▶ THE TASK: Copy out, from the entries below, each line holding the string "номера".

▶ Source records:
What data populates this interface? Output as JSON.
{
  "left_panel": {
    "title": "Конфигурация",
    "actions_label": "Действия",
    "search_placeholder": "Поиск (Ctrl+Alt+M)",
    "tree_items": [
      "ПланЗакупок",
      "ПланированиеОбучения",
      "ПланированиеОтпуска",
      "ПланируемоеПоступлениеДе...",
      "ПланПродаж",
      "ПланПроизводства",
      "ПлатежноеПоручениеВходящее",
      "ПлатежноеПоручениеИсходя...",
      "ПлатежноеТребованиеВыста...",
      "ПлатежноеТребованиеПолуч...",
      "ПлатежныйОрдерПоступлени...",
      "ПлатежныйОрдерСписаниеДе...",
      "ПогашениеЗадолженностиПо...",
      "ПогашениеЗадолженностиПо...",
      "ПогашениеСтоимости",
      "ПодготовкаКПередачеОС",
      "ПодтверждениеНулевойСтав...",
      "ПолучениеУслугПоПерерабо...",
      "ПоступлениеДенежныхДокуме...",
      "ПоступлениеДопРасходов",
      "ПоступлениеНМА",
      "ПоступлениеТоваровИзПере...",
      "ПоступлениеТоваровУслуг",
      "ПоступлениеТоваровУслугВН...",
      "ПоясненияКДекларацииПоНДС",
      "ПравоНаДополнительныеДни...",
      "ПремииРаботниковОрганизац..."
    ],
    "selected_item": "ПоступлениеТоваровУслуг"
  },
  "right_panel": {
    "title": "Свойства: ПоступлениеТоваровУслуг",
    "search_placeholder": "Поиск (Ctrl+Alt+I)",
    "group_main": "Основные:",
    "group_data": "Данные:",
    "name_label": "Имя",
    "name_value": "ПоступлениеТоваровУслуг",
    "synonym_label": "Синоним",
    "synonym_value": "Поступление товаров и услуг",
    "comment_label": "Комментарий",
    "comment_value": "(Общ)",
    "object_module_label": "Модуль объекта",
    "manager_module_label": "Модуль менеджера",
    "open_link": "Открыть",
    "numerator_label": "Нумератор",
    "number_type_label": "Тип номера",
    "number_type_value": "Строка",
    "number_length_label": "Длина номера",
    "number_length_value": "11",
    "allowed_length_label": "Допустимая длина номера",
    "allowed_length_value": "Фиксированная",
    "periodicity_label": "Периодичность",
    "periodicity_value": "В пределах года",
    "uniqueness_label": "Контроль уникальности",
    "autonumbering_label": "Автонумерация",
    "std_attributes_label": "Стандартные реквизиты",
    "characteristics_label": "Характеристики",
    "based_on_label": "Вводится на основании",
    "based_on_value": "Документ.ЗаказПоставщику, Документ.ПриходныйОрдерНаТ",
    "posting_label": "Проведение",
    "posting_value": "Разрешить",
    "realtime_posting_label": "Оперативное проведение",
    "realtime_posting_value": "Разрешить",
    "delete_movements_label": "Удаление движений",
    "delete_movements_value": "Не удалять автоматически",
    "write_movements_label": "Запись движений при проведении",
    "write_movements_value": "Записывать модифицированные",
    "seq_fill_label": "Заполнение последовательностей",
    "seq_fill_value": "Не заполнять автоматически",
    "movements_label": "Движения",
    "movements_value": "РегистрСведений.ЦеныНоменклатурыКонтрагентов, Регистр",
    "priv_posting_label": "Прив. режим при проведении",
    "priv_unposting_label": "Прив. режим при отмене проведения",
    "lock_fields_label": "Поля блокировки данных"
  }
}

▶ RESULT OF THE EXERCISE:
    "number_type_label": "Тип номера",
    "number_length_label": "Длина номера",
    "allowed_length_label": "Допустимая длина номера",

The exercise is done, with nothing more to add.